(Extracted material)

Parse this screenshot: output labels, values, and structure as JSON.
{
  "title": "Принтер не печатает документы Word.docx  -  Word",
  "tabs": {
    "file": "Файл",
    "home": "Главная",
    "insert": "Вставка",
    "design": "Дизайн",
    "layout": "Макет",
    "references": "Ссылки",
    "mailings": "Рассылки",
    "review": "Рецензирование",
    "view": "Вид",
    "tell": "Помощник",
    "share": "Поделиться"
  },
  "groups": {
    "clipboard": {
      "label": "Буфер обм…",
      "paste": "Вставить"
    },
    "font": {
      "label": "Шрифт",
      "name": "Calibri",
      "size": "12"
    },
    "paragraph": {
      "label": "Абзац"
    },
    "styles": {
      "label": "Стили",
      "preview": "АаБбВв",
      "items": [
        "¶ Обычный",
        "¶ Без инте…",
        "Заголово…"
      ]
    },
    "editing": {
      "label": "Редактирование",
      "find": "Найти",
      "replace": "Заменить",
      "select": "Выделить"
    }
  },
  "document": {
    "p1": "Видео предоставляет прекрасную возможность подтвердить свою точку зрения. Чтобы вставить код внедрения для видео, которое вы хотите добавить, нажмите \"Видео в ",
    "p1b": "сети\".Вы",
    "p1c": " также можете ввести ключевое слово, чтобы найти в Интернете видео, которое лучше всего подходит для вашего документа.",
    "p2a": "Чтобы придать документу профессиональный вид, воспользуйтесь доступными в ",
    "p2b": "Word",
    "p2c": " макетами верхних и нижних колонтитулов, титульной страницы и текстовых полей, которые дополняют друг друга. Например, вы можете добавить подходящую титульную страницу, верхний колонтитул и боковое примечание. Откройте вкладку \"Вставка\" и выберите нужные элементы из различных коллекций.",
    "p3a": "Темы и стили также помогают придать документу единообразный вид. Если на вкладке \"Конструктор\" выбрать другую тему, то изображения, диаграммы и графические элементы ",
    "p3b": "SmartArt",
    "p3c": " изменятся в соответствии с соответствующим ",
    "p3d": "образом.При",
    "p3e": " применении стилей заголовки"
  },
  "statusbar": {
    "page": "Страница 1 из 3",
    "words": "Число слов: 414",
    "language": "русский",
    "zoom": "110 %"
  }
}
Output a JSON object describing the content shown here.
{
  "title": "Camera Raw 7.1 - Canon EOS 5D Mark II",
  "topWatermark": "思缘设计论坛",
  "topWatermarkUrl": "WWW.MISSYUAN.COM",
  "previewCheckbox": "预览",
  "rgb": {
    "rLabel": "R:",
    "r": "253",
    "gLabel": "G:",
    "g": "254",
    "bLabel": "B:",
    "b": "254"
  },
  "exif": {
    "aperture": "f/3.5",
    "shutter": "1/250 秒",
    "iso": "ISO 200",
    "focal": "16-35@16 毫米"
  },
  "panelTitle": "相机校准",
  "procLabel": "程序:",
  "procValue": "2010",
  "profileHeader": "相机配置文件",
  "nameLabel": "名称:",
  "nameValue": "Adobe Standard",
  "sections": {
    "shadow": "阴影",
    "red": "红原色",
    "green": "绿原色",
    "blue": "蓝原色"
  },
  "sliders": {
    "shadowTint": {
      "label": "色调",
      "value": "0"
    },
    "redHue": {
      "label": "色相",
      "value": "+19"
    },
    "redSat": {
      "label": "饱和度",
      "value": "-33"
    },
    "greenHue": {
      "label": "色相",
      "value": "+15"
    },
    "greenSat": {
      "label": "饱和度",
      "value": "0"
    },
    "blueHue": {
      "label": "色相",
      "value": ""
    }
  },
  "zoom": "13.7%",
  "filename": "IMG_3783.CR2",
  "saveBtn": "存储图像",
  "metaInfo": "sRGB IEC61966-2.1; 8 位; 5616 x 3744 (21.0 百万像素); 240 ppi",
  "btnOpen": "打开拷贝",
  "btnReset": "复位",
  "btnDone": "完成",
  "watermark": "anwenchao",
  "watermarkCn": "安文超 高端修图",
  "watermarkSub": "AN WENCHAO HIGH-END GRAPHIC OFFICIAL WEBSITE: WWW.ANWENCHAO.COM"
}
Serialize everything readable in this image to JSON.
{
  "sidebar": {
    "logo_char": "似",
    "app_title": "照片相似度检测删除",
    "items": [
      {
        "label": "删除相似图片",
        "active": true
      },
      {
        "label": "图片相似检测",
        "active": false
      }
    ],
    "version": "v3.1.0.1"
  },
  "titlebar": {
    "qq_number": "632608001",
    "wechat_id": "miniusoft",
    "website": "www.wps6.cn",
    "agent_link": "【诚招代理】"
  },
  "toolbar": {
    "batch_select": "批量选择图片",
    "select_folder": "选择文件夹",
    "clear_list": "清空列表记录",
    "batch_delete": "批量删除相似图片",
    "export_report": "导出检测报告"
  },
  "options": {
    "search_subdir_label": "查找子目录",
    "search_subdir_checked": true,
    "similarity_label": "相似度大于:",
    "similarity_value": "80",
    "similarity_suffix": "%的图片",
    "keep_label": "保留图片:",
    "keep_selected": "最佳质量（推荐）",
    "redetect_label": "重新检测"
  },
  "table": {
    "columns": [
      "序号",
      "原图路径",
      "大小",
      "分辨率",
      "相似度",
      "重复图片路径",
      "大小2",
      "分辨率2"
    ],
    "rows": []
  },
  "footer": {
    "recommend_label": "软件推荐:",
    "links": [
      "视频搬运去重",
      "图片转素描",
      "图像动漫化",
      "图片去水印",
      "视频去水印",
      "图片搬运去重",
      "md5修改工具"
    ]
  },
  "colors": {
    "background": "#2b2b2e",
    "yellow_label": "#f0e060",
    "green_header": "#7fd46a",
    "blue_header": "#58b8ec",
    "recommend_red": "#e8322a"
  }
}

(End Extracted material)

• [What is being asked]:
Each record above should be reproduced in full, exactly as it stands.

• [Response for this exercise]:
Parse this screenshot: output labels, values, and structure as JSON.
{
  "title": "Принтер не печатает документы Word.docx  -  Word",
  "tabs": {
    "file": "Файл",
    "home": "Главная",
    "insert": "Вставка",
    "design": "Дизайн",
    "layout": "Макет",
    "references": "Ссылки",
    "mailings": "Рассылки",
    "review": "Рецензирование",
    "view": "Вид",
    "tell": "Помощник",
    "share": "Поделиться"
  },
  "groups": {
    "clipboard": {
      "label": "Буфер обм…",
      "paste": "Вставить"
    },
    "font": {
      "label": "Шрифт",
      "name": "Calibri",
      "size": "12"
    },
    "paragraph": {
      "label": "Абзац"
    },
    "styles": {
      "label": "Стили",
      "preview": "АаБбВв",
      "items": [
        "¶ Обычный",
        "¶ Без инте…",
        "Заголово…"
      ]
    },
    "editing": {
      "label": "Редактирование",
      "find": "Найти",
      "replace": "Заменить",
      "select": "Выделить"
    }
  },
  "document": {
    "p1": "Видео предоставляет прекрасную возможность подтвердить свою точку зрения. Чтобы вставить код внедрения для видео, которое вы хотите добавить, нажмите \"Видео в ",
    "p1b": "сети\".Вы",
    "p1c": " также можете ввести ключевое слово, чтобы найти в Интернете видео, которое лучше всего подходит для вашего документа.",
    "p2a": "Чтобы придать документу профессиональный вид, воспользуйтесь доступными в ",
    "p2b": "Word",
    "p2c": " макетами верхних и нижних колонтитулов, титульной страницы и текстовых полей, которые дополняют друг друга. Например, вы можете добавить подходящую титульную страницу, верхний колонтитул и боковое примечание. Откройте вкладку \"Вставка\" и выберите нужные элементы из различных коллекций.",
    "p3a": "Темы и стили также помогают придать документу единообразный вид. Если на вкладке \"Конструктор\" выбрать другую тему, то изображения, диаграммы и графические элементы ",
    "p3b": "SmartArt",
    "p3c": " изменятся в соответствии с соответствующим ",
    "p3d": "образом.При",
    "p3e": " применении стилей заголовки"
  },
  "statusbar": {
    "page": "Страница 1 из 3",
    "words": "Число слов: 414",
    "language": "русский",
    "zoom": "110 %"
  }
}
Output a JSON object describing the content shown here.
{
  "title": "Camera Raw 7.1 - Canon EOS 5D Mark II",
  "topWatermark": "思缘设计论坛",
  "topWatermarkUrl": "WWW.MISSYUAN.COM",
  "previewCheckbox": "预览",
  "rgb": {
    "rLabel": "R:",
    "r": "253",
    "gLabel": "G:",
    "g": "254",
    "bLabel": "B:",
    "b": "254"
  },
  "exif": {
    "aperture": "f/3.5",
    "shutter": "1/250 秒",
    "iso": "ISO 200",
    "focal": "16-35@16 毫米"
  },
  "panelTitle": "相机校准",
  "procLabel": "程序:",
  "procValue": "2010",
  "profileHeader": "相机配置文件",
  "nameLabel": "名称:",
  "nameValue": "Adobe Standard",
  "sections": {
    "shadow": "阴影",
    "red": "红原色",
    "green": "绿原色",
    "blue": "蓝原色"
  },
  "sliders": {
    "shadowTint": {
      "label": "色调",
      "value": "0"
    },
    "redHue": {
      "label": "色相",
      "value": "+19"
    },
    "redSat": {
      "label": "饱和度",
      "value": "-33"
    },
    "greenHue": {
      "label": "色相",
      "value": "+15"
    },
    "greenSat": {
      "label": "饱和度",
      "value": "0"
    },
    "blueHue": {
      "label": "色相",
      "value": ""
    }
  },
  "zoom": "13.7%",
  "filename": "IMG_3783.CR2",
  "saveBtn": "存储图像",
  "metaInfo": "sRGB IEC61966-2.1; 8 位; 5616 x 3744 (21.0 百万像素); 240 ppi",
  "btnOpen": "打开拷贝",
  "btnReset": "复位",
  "btnDone": "完成",
  "watermark": "anwenchao",
  "watermarkCn": "安文超 高端修图",
  "watermarkSub": "AN WENCHAO HIGH-END GRAPHIC OFFICIAL WEBSITE: WWW.ANWENCHAO.COM"
}
Serialize everything readable in this image to JSON.
{
  "sidebar": {
    "logo_char": "似",
    "app_title": "照片相似度检测删除",
    "items": [
      {
        "label": "删除相似图片",
        "active": true
      },
      {
        "label": "图片相似检测",
        "active": false
      }
    ],
    "version": "v3.1.0.1"
  },
  "titlebar": {
    "qq_number": "632608001",
    "wechat_id": "miniusoft",
    "website": "www.wps6.cn",
    "agent_link": "【诚招代理】"
  },
  "toolbar": {
    "batch_select": "批量选择图片",
    "select_folder": "选择文件夹",
    "clear_list": "清空列表记录",
    "batch_delete": "批量删除相似图片",
    "export_report": "导出检测报告"
  },
  "options": {
    "search_subdir_label": "查找子目录",
    "search_subdir_checked": true,
    "similarity_label": "相似度大于:",
    "similarity_value": "80",
    "similarity_suffix": "%的图片",
    "keep_label": "保留图片:",
    "keep_selected": "最佳质量（推荐）",
    "redetect_label": "重新检测"
  },
  "table": {
    "columns": [
      "序号",
      "原图路径",
      "大小",
      "分辨率",
      "相似度",
      "重复图片路径",
      "大小2",
      "分辨率2"
    ],
    "rows": []
  },
  "footer": {
    "recommend_label": "软件推荐:",
    "links": [
      "视频搬运去重",
      "图片转素描",
      "图像动漫化",
      "图片去水印",
      "视频去水印",
      "图片搬运去重",
      "md5修改工具"
    ]
  },
  "colors": {
    "background": "#2b2b2e",
    "yellow_label": "#f0e060",
    "green_header": "#7fd46a",
    "blue_header": "#58b8ec",
    "recommend_red": "#e8322a"
  }
}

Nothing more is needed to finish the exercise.